Exercise details – Report each line from the records where the string "handle" turns up.

[Opening Data section section]

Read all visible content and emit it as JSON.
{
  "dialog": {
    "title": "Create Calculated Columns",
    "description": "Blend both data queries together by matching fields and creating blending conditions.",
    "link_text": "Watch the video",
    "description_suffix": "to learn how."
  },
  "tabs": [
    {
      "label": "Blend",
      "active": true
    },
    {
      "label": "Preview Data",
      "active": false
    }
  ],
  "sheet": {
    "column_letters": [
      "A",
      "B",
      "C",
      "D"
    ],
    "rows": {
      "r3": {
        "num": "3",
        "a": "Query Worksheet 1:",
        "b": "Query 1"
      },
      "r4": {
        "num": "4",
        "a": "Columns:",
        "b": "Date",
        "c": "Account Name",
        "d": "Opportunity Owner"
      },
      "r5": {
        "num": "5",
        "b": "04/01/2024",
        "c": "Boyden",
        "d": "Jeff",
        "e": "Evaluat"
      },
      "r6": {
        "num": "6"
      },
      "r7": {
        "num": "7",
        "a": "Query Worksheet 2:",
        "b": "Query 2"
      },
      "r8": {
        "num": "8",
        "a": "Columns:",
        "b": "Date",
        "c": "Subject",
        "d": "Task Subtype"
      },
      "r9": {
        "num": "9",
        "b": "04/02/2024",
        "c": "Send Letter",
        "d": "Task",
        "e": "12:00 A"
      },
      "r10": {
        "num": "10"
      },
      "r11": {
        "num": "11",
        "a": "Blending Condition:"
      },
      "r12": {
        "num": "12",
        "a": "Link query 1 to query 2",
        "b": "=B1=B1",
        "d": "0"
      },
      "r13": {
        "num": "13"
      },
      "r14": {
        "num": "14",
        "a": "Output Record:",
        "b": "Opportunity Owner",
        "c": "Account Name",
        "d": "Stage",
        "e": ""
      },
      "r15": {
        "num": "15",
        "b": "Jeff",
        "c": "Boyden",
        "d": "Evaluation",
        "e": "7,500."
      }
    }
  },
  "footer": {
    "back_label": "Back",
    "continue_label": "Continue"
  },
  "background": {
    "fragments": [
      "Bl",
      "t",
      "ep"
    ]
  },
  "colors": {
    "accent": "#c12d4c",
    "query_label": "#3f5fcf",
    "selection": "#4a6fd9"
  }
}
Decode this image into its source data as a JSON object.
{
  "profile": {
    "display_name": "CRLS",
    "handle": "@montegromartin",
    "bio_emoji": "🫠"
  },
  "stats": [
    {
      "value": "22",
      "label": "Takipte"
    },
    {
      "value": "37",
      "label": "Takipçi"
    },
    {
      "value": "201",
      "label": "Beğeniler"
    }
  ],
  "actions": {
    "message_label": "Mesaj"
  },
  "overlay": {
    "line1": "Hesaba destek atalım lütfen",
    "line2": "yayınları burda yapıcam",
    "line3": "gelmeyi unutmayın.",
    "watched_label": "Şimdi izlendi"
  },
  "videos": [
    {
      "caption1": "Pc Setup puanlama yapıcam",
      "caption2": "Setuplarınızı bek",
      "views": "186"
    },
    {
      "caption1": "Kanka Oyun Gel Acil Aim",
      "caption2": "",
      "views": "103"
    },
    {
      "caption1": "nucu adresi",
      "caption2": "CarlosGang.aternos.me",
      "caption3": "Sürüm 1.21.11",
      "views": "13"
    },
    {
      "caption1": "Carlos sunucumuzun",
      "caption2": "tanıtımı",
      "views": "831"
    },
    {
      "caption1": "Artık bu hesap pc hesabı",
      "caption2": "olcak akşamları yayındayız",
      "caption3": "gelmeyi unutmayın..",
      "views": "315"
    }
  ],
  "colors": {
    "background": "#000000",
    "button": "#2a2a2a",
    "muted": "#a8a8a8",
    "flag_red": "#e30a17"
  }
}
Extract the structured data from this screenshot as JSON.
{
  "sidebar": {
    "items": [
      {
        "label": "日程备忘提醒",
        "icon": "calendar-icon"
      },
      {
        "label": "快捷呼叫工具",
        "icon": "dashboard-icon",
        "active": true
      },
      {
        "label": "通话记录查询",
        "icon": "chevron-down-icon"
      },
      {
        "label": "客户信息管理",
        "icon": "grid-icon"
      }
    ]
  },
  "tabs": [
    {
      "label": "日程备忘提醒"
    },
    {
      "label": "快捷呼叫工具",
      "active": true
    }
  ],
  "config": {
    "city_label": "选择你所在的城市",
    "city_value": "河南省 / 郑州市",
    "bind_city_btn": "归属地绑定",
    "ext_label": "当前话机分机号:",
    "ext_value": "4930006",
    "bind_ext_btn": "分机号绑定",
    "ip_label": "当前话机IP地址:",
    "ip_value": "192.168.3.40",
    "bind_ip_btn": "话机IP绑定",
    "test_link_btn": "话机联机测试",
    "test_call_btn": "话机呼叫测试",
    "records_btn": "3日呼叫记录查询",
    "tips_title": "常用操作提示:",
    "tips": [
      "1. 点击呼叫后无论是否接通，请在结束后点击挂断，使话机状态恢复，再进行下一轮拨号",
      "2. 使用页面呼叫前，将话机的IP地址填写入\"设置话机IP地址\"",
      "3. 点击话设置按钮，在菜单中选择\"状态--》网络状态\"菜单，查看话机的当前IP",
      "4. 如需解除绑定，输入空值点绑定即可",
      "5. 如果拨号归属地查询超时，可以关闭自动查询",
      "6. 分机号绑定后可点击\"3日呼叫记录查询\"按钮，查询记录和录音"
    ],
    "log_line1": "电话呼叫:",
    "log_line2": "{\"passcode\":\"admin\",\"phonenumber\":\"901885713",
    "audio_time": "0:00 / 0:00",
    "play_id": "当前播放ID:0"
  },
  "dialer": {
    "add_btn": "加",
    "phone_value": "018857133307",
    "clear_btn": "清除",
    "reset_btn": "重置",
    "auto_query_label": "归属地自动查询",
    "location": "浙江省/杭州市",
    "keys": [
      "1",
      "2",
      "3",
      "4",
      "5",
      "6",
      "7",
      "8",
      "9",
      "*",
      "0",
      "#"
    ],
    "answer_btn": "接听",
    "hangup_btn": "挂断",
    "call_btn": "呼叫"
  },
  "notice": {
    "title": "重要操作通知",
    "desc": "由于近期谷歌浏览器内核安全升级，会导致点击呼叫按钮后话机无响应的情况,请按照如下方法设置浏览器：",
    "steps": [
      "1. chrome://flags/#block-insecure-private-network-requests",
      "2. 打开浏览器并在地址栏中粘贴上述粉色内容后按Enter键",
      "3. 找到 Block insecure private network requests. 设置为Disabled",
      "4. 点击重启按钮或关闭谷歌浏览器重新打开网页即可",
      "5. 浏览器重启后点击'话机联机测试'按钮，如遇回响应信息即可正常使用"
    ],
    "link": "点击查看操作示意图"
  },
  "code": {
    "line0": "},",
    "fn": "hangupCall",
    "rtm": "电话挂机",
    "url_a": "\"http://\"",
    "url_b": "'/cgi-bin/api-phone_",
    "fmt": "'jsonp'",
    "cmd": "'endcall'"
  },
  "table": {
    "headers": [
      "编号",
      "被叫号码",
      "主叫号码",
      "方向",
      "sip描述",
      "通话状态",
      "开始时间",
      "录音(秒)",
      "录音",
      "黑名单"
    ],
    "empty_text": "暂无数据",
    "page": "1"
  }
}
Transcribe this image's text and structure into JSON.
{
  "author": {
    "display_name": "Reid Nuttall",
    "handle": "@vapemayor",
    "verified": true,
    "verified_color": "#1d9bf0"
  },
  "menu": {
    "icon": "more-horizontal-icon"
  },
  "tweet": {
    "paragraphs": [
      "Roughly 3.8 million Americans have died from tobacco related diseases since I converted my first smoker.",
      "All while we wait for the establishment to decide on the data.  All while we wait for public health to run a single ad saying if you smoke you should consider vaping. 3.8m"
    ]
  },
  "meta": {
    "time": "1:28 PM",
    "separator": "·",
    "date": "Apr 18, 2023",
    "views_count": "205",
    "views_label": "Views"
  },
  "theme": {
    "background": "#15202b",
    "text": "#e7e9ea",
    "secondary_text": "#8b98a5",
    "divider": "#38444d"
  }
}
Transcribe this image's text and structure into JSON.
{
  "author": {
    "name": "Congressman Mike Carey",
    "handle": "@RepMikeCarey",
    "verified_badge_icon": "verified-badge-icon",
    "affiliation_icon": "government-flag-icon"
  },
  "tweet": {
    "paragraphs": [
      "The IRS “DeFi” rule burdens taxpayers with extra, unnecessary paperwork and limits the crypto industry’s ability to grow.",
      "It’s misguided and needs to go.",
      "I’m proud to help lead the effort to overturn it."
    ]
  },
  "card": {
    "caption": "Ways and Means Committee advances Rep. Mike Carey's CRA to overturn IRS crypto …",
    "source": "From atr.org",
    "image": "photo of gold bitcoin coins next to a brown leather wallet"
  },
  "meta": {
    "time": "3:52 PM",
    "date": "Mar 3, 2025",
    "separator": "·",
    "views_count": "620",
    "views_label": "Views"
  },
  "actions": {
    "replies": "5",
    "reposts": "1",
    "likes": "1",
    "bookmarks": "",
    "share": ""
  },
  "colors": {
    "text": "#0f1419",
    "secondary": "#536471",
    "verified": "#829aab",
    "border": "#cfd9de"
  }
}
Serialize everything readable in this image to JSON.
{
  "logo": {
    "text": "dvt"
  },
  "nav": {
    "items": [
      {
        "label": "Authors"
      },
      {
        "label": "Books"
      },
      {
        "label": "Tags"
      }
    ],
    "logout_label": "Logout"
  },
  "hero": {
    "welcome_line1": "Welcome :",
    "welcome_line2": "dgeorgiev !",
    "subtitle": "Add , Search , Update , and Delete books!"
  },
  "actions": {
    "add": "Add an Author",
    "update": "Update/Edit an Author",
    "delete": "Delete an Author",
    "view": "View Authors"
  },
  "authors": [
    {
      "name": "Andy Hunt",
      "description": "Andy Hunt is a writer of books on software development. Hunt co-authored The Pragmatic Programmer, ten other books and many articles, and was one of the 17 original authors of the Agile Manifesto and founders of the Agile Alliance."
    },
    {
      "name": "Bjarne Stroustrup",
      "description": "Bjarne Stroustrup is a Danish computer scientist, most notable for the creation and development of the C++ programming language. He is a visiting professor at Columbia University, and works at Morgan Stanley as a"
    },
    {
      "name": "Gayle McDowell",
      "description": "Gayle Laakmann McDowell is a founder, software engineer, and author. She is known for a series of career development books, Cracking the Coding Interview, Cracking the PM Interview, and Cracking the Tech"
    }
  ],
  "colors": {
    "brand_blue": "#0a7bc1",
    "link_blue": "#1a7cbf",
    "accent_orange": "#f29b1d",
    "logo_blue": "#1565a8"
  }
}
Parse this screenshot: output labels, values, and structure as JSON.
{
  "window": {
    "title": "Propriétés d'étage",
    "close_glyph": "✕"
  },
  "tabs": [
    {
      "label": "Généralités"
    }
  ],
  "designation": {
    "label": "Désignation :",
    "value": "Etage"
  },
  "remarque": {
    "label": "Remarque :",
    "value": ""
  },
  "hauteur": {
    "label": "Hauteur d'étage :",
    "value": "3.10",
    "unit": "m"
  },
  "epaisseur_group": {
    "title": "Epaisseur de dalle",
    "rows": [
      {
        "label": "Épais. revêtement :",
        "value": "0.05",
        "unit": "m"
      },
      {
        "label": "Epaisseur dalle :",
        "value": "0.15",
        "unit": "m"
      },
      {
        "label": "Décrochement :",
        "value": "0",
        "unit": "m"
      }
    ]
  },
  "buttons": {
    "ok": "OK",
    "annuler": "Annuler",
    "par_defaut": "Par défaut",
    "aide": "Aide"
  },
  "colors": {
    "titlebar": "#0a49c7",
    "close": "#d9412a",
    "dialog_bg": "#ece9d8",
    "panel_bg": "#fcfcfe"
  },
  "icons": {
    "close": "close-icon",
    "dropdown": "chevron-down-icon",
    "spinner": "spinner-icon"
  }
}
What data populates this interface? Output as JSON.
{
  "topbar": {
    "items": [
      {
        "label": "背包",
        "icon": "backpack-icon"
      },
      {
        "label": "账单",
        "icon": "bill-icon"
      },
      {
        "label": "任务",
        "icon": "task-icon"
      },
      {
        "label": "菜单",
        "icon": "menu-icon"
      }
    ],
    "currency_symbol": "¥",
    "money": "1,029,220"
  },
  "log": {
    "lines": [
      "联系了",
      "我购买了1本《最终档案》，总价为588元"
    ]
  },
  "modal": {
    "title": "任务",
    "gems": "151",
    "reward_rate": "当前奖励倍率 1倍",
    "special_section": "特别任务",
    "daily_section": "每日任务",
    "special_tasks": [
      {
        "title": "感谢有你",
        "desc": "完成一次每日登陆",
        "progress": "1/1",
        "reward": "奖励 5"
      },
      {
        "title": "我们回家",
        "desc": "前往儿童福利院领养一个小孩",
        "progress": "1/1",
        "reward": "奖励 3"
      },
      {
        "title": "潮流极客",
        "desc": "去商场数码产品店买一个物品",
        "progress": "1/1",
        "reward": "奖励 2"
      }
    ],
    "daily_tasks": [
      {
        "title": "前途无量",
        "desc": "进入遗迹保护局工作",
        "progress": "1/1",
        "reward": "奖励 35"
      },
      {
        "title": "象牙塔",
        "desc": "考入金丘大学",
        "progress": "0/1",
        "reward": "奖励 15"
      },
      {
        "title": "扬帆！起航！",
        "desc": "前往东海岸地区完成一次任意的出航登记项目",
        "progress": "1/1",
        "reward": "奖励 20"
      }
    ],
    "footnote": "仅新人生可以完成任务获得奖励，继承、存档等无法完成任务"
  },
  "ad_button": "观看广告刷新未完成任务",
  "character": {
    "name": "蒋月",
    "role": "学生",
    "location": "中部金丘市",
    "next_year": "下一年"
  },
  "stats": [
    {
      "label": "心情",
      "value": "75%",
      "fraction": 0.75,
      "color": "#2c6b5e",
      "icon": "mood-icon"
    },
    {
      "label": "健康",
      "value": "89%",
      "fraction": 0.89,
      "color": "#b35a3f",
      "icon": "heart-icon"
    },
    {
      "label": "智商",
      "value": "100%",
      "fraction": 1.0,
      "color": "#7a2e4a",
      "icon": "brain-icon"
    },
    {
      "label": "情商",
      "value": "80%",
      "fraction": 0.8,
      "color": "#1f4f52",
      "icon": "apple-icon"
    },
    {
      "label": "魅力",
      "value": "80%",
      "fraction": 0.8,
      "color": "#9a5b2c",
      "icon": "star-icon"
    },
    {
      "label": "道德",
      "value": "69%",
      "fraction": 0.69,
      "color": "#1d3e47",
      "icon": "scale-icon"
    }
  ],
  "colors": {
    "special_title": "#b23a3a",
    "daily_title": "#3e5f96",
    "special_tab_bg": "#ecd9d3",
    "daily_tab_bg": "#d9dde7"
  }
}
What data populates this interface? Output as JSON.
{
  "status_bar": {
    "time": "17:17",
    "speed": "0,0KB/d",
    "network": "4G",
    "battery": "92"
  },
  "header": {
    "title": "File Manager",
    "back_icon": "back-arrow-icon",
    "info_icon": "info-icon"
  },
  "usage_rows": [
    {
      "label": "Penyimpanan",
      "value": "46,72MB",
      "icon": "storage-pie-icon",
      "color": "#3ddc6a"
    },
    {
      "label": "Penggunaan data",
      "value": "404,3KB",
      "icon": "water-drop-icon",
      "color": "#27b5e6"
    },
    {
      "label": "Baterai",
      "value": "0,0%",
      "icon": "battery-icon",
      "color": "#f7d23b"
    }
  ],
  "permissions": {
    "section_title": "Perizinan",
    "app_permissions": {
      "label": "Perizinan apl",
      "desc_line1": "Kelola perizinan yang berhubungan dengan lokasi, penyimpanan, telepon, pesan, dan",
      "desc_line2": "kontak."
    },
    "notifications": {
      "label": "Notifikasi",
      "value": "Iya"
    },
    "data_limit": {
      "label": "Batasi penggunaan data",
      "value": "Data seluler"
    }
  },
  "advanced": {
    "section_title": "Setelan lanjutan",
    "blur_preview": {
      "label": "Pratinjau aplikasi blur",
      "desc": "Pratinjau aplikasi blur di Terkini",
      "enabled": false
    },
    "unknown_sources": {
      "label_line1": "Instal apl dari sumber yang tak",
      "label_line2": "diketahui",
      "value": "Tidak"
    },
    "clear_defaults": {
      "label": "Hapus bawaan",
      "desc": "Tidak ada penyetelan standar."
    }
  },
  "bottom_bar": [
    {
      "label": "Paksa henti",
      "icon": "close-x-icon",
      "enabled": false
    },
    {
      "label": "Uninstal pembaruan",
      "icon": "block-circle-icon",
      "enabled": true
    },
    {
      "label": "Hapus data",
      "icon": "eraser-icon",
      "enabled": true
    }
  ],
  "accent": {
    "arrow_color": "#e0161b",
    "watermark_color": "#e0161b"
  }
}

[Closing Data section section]

Expected output –
    "handle": "@montegromartin",
    "handle": "@vapemayor",
    "handle": "@RepMikeCarey",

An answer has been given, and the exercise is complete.